3. LIAI launches new division to look at novel approaches to heart disease and inflammation
4. Childrens National researchers develop novel anti-tumor vaccine
5. Cold Spring Harbor Laboratory scientists trace a novel way cells are disrupted in cancer
6. Novel publishing approach puts textbook in more hands
7. GEN reports on novel tools for deciphering biological networks
8. UT Southwestern researcher awarded Gates Foundation grant for novel vaccine development
9. 3-substituted indolones as novel therapeutic compounds for neurodegenerative conditions
10. Corn researchers discover novel gene shut-off mechanisms
11. A novel target for therapeutics against Staph infection
Post Your Comments:
*Name:
*Comment:
*Email:
(Date:1/21/2016)... 2016 --> ... research report "Emotion Detection and Recognition Market by Technology (Bio-Sensors, ... Expression, Voice Recognition and Others), Services, Application Areas, ... 2020", published by MarketsandMarkets, the global Emotion Detection ... 22.65 Billion by 2020, at a CAGR of ...
(Date:1/20/2016)... , Jan. 20, 2016  Synaptics Incorporated (NASDAQ: ... interface solutions, today announced sampling of S1423, its ... wearables and small screen applications including smartwatches, fitness ... Supporting round and rectangular shapes, as well as ... performance with moisture on screen, while wearing gloves, ...
(Date:1/13/2016)... 13, 2016 --> ... new market report titled - Biometric Sensors Market - Global ... - 2023. According to the report, the global biometric sensors market was ... to reach US$1,625.8 mn by 2023, expanding at a ... of volume, the biometric sensors market is expected to ...
Breaking Biology News(10 mins):
(Date:2/6/2016)... ... 2016 , ... Contact:, Abby Mitchell, Communications Manager, Phone: 703-448-9062 ... Teacher Training Program , Bite of Science Dinner Event to Strengthen Science Teaching ... Education (CEE) will sponsor a Bite of Science professional enrichment session, cost-free, for ...
(Date:2/5/2016)... 5, 2016  In the pharmaceutical industry the medical ... of launch activities including the identification and engagement of ... is especially high in the oncology therapeutic area where ... and the Role of Medical Affairs in Oncology Launch ... oncology therapies find better ways to utilize medical affairs ...
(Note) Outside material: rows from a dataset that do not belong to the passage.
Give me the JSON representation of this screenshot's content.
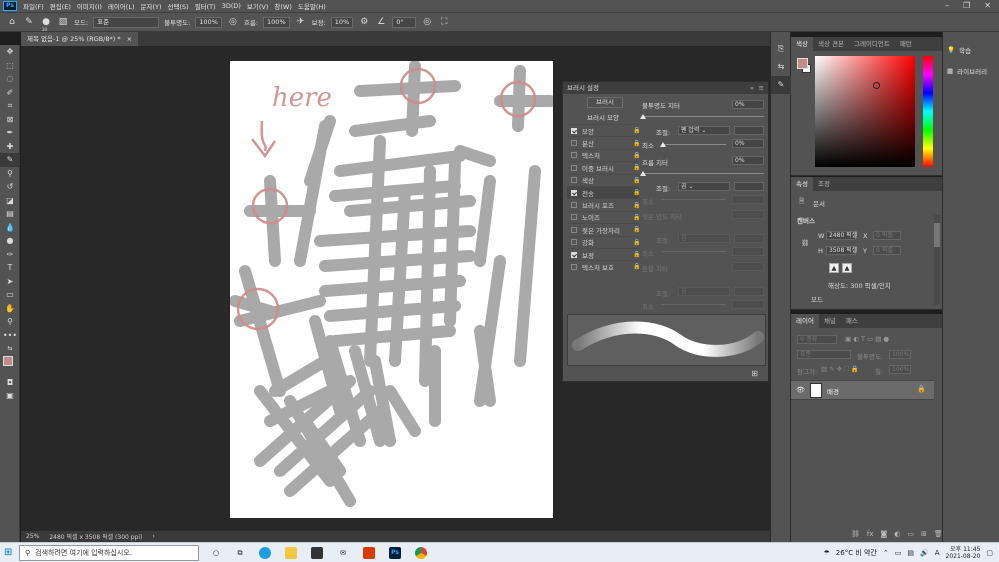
{
  "app": {
    "logo": "Ps"
  },
  "menu": [
    "파일(F)",
    "편집(E)",
    "이미지(I)",
    "레이어(L)",
    "문자(Y)",
    "선택(S)",
    "필터(T)",
    "3D(D)",
    "보기(V)",
    "창(W)",
    "도움말(H)"
  ],
  "options": {
    "brush_size": "30",
    "mode_label": "모드:",
    "mode_value": "표준",
    "opacity_label": "불투명도:",
    "opacity_value": "100%",
    "flow_label": "흐름:",
    "flow_value": "100%",
    "smoothing_label": "보정:",
    "smoothing_value": "10%",
    "angle_value": "0°"
  },
  "document": {
    "tab_title": "제목 없음-1 @ 25% (RGB/8*) *",
    "close": "×",
    "annotation": "here"
  },
  "status": {
    "zoom": "25%",
    "info": "2480 픽셀 x 3508 픽셀 (300 ppi)",
    "arrow": "›"
  },
  "brush_panel": {
    "title": "브러시 설정",
    "button": "브러시",
    "header": "브러시 모양",
    "rows": [
      {
        "label": "모양",
        "checked": true,
        "active": false
      },
      {
        "label": "분산",
        "checked": false,
        "active": false
      },
      {
        "label": "텍스처",
        "checked": false,
        "active": false
      },
      {
        "label": "이중 브러시",
        "checked": false,
        "active": false
      },
      {
        "label": "색상",
        "checked": false,
        "active": false
      },
      {
        "label": "전송",
        "checked": true,
        "active": true
      },
      {
        "label": "브러시 포즈",
        "checked": false,
        "active": false
      },
      {
        "label": "노이즈",
        "checked": false,
        "active": false
      },
      {
        "label": "젖은 가장자리",
        "checked": false,
        "active": false
      },
      {
        "label": "강화",
        "checked": false,
        "active": false
      },
      {
        "label": "보정",
        "checked": true,
        "active": false
      },
      {
        "label": "텍스처 보호",
        "checked": false,
        "active": false
      }
    ],
    "opacity_jitter_label": "불투명도 지터",
    "opacity_jitter_value": "0%",
    "control_label": "조절:",
    "control_value_1": "펜 압력",
    "min_label": "최소",
    "min_value_1": "0%",
    "flow_jitter_label": "흐름 지터",
    "flow_jitter_value": "0%",
    "control_value_2": "끔",
    "min_label_2": "최소",
    "wet_jitter_label": "젖은 양도 지터",
    "control_label_3": "조절:",
    "control_value_3": "끔",
    "min_label_3": "최소",
    "mix_jitter_label": "혼합 지터",
    "control_label_4": "조절:",
    "control_value_4": "끔",
    "min_label_4": "최소"
  },
  "color_panel": {
    "tabs": [
      "색상",
      "색상 견본",
      "그레이디언트",
      "패턴"
    ],
    "active_tab": 0,
    "fg": "#c28a86",
    "bg": "#ffffff"
  },
  "properties_panel": {
    "tabs": [
      "속성",
      "조정"
    ],
    "doc_label": "문서",
    "canvas_label": "캔버스",
    "w_label": "W",
    "w_value": "2480 픽셀",
    "x_label": "X",
    "x_value": "0 픽셀",
    "h_label": "H",
    "h_value": "3508 픽셀",
    "y_label": "Y",
    "y_value": "0 픽셀",
    "resolution": "해상도: 300 픽셀/인치",
    "mode_label": "모드"
  },
  "layers_panel": {
    "tabs": [
      "레이어",
      "채널",
      "패스"
    ],
    "kind_label": "종류",
    "blend_mode": "표준",
    "opacity_label": "불투명도:",
    "opacity_value": "100%",
    "lock_label": "잠그기:",
    "fill_label": "칠:",
    "fill_value": "100%",
    "layer_name": "배경"
  },
  "far_right": {
    "learn": "학습",
    "libraries": "라이브러리"
  },
  "taskbar": {
    "search_placeholder": "검색하려면 여기에 입력하십시오.",
    "weather": "26°C 비 약간",
    "ime": "A",
    "time": "오후 11:45",
    "date": "2021-08-20"
  }
}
(Date:2/5/2016)... , February 5, 2016 Amarantus ... biotechnology company focused on developing products for Regenerative Medicine, ... Rare Pediatric Disease Designation (RPDD) from the US Food ... with MANF. MANF was previously granted orphan drug designation ... --> Amarantus BioScience Holdings, Inc. (OTCQB: ...
(Date:2/4/2016)... ... February 04, 2016 , ... ... and compliance training, today announced an interactive FDA compliance training course, ... RAPS (Regulatory Affairs Professional Society) accredited interactive course on Morf Playbook—now conveniently available ...
Breaking Biology Technology: